After months of spending time at others' beck and call, working on various consulting gigs, I'm finally back in the development chair. At least almost.
A while ago I wrote about the troubles I was having with Lua bindings. Some were too heavy, some were too flaky.
And after spending all that time reviewing them, I ran out of time and had to pick one -- and I made the mistake of picking a flaky one, with the result being that I have wasted a LOT of time over the past year fixing corner cases and issues with it.
Today we were enjoying a nice, warm day that made it seem like summer hadn't really ended...until about 2:16PM, when all of a sudden someone turned on the wind, which started gusting at over 30MPH, and which brought with it some clouds and fog that spattered rain all over us. So much for summer. :)
In other news, they had to remove a mountain lion from a student apartment complex. Apparently it was pretty scared of the students who were standing up on a bridge nearby to take pictures of it.

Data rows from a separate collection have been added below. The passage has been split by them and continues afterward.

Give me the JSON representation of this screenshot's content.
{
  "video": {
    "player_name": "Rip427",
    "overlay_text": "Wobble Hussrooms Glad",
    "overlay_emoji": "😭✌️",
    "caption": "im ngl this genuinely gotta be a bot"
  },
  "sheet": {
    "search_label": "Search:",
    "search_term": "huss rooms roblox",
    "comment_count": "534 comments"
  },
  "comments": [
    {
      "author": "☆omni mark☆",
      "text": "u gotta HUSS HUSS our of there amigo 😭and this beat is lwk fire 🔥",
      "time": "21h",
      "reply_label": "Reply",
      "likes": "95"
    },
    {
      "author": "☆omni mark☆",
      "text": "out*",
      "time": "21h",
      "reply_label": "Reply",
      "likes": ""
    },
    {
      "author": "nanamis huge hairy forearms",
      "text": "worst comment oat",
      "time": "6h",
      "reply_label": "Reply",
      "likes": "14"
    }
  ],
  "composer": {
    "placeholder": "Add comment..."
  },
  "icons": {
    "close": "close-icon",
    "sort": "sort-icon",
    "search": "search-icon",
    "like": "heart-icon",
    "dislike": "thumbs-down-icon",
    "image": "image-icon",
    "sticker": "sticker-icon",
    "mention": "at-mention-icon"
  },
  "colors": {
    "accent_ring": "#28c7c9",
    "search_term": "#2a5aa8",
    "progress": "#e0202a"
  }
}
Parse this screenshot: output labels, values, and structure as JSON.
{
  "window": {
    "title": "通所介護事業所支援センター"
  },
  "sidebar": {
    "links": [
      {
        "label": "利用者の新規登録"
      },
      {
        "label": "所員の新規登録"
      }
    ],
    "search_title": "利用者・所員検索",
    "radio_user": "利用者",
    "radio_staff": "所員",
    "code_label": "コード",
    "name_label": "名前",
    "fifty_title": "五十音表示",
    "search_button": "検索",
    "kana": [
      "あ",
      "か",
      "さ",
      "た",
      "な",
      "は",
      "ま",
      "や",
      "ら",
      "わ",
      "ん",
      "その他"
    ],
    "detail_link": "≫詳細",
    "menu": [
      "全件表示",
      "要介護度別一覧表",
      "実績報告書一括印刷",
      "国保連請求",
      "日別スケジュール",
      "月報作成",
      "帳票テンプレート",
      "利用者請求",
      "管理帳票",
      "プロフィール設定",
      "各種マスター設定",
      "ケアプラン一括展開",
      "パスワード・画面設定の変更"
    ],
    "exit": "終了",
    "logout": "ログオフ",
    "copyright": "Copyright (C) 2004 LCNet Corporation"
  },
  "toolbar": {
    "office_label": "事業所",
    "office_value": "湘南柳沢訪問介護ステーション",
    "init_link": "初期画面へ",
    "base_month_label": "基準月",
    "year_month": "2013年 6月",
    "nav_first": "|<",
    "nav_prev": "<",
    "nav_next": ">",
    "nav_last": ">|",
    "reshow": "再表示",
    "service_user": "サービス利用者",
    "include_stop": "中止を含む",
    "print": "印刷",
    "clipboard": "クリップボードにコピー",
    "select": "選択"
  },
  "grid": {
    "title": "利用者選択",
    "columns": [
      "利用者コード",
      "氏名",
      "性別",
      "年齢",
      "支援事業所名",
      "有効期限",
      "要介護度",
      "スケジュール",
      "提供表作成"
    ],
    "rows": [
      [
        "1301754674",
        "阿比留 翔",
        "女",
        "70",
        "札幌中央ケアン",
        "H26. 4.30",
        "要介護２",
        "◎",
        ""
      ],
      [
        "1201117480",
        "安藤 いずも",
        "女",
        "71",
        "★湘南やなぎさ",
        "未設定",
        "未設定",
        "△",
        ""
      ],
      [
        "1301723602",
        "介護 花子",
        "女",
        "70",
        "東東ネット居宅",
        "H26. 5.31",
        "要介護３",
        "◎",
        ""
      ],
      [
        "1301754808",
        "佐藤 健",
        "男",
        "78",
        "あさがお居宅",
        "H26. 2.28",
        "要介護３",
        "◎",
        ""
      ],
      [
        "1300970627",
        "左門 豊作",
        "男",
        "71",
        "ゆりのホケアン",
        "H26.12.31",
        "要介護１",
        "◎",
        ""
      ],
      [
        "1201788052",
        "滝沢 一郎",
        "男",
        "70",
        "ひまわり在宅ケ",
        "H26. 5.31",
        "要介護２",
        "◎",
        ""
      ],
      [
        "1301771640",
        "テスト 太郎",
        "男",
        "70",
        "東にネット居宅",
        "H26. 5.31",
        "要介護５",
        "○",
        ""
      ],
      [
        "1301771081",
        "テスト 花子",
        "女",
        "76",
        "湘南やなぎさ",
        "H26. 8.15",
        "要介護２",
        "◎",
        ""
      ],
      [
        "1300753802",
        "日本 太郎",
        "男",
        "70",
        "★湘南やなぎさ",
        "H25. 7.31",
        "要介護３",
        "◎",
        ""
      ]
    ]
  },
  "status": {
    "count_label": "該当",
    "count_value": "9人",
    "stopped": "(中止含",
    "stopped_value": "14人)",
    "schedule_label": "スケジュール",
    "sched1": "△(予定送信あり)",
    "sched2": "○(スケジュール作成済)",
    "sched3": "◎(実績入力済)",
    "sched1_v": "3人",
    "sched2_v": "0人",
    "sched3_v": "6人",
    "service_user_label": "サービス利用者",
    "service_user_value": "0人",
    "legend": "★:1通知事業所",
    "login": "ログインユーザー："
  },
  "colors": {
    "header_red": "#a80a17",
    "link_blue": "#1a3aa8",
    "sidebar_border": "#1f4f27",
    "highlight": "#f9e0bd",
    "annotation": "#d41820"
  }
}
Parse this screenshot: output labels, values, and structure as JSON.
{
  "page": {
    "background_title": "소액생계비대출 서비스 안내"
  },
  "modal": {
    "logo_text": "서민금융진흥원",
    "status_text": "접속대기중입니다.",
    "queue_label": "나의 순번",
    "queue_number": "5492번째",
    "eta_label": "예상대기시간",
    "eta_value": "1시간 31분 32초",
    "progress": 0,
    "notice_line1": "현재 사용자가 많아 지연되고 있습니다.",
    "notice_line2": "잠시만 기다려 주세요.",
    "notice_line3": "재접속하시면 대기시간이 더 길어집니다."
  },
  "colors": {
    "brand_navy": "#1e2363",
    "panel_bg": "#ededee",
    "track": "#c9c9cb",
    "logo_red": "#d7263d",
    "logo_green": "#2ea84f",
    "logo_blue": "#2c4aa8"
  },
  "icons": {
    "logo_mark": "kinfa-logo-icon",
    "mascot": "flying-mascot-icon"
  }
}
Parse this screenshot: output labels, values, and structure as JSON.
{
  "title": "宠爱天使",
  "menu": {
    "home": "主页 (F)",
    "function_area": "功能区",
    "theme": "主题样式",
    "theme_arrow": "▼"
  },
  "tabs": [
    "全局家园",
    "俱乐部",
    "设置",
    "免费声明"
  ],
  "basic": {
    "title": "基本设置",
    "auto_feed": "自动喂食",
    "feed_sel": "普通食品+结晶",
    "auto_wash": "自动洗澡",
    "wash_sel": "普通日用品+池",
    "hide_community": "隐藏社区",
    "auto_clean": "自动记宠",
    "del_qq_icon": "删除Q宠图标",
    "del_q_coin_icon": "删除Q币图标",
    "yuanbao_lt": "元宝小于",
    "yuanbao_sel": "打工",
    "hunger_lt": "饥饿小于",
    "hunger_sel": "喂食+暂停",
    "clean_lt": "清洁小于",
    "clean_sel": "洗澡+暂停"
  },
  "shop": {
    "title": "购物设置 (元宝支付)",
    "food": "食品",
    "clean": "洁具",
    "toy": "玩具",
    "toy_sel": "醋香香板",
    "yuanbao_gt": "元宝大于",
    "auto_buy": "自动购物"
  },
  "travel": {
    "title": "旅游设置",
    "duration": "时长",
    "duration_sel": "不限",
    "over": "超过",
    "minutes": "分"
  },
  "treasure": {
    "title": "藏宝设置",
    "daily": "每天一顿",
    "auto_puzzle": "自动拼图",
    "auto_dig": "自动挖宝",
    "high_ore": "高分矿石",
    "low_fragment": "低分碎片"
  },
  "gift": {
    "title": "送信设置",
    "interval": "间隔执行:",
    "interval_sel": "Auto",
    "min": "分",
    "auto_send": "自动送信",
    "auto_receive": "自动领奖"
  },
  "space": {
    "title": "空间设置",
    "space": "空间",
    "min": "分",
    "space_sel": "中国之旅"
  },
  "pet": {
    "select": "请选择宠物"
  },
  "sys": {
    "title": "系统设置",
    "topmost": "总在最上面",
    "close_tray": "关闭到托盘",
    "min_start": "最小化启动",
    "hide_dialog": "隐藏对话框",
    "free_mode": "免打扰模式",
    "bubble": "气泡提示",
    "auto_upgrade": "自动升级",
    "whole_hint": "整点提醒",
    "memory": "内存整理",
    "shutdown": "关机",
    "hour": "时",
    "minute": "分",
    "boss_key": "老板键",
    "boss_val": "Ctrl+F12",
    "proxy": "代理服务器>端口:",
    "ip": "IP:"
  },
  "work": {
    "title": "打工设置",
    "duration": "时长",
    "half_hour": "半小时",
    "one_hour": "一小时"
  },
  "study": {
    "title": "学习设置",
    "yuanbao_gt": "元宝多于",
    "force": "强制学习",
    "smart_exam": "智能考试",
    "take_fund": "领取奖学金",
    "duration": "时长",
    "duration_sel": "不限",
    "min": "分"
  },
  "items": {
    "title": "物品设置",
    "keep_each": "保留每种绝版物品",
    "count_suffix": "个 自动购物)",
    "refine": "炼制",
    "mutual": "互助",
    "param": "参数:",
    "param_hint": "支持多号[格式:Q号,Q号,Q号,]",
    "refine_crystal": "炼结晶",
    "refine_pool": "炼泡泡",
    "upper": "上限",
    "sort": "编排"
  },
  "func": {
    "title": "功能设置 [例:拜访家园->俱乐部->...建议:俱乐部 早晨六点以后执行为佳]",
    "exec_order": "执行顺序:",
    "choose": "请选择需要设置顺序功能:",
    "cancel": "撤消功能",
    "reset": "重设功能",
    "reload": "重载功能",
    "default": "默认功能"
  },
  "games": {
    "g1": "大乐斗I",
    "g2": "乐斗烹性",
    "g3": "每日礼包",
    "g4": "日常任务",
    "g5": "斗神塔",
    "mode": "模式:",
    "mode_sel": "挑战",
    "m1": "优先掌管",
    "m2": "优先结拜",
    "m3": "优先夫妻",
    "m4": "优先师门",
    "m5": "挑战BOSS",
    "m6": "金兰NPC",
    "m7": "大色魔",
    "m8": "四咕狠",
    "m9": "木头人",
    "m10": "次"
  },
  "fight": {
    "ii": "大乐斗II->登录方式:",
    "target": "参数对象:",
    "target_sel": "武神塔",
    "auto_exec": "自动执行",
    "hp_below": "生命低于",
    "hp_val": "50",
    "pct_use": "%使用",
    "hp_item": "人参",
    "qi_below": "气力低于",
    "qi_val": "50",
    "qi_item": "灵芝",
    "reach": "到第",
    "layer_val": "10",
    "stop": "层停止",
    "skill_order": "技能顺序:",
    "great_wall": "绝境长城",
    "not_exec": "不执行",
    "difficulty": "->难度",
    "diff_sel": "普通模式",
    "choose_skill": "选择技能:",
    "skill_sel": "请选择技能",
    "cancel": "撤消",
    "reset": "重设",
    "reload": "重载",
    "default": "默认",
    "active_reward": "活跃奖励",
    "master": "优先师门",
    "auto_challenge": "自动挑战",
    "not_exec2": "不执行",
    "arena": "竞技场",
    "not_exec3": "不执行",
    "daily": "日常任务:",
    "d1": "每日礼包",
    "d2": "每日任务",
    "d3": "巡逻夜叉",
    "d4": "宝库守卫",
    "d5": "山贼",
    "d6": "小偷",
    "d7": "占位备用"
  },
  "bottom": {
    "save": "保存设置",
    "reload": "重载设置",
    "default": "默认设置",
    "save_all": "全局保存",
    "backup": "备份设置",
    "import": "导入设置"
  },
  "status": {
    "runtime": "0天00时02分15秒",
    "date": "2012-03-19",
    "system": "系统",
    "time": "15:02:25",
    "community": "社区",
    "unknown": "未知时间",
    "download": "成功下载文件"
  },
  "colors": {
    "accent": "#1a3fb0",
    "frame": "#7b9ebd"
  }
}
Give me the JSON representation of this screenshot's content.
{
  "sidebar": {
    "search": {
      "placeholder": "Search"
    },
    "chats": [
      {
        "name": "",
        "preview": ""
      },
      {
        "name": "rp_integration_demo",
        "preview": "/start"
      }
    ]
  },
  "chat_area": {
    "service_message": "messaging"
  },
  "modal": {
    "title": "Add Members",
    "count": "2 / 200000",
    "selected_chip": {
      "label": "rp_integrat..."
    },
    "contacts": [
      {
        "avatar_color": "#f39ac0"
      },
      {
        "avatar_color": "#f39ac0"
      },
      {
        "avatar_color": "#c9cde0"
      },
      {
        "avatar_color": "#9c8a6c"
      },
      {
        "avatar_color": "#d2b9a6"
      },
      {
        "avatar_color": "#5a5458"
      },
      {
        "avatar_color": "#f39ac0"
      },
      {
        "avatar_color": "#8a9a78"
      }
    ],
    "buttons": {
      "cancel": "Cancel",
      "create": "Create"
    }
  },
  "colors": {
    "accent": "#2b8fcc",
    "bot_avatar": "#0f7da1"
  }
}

As many people know now, web sites can put small packets of information on your computer, called "cookies," and they do this for various reasons. Sometimes it's to save your password on a site, but sometimes it's to track ads you've seen and products you've purchased.
A lot of people seem to want to know how to see what "cookies" have been placed on their computer, and what pages have placed the cookies there. And while they're at it, delete some or all of them. Here is how to see and modify various kinds of cookies:
The big news today is that Nokia and Microsoft have created a partnership, and that Nokia will start selling smartphones based on Windows Phone 7 (WP7).
As an app developer, I think this is a terrible idea. Having to support two phone ecosystems is annoying enough.
Ahh, the Android build process is always fun.
In my previous blog post I talked about how huge LuaBind and OOLua++ were. Apparently I needed to do a clean build, though, because
Edit on Jan 24, 2012: A new Lua binding generator now takes top honors.
I write game libraries first, and then games. It's in my blood, or at least I'm in a rut. One way or another, it's a habit that I find hard to break.
And I've become a major fan of the programming language Lua; it's fast and small and easy to bind to C or C++. Or so I thought...
Warning; this post gets technical. If you don't like reading about C/C++ esoterica, don't hit "Read More." You've been warned. :)
Barring any remaining issues, I've finished my first Android game, so it's a reasonable time to reflect on what I've learned.
Android is not an easy platform to develop C++ games on; they originally designed it to be Java-based, and there are dozens of pitfalls that can even trap an experienced developer.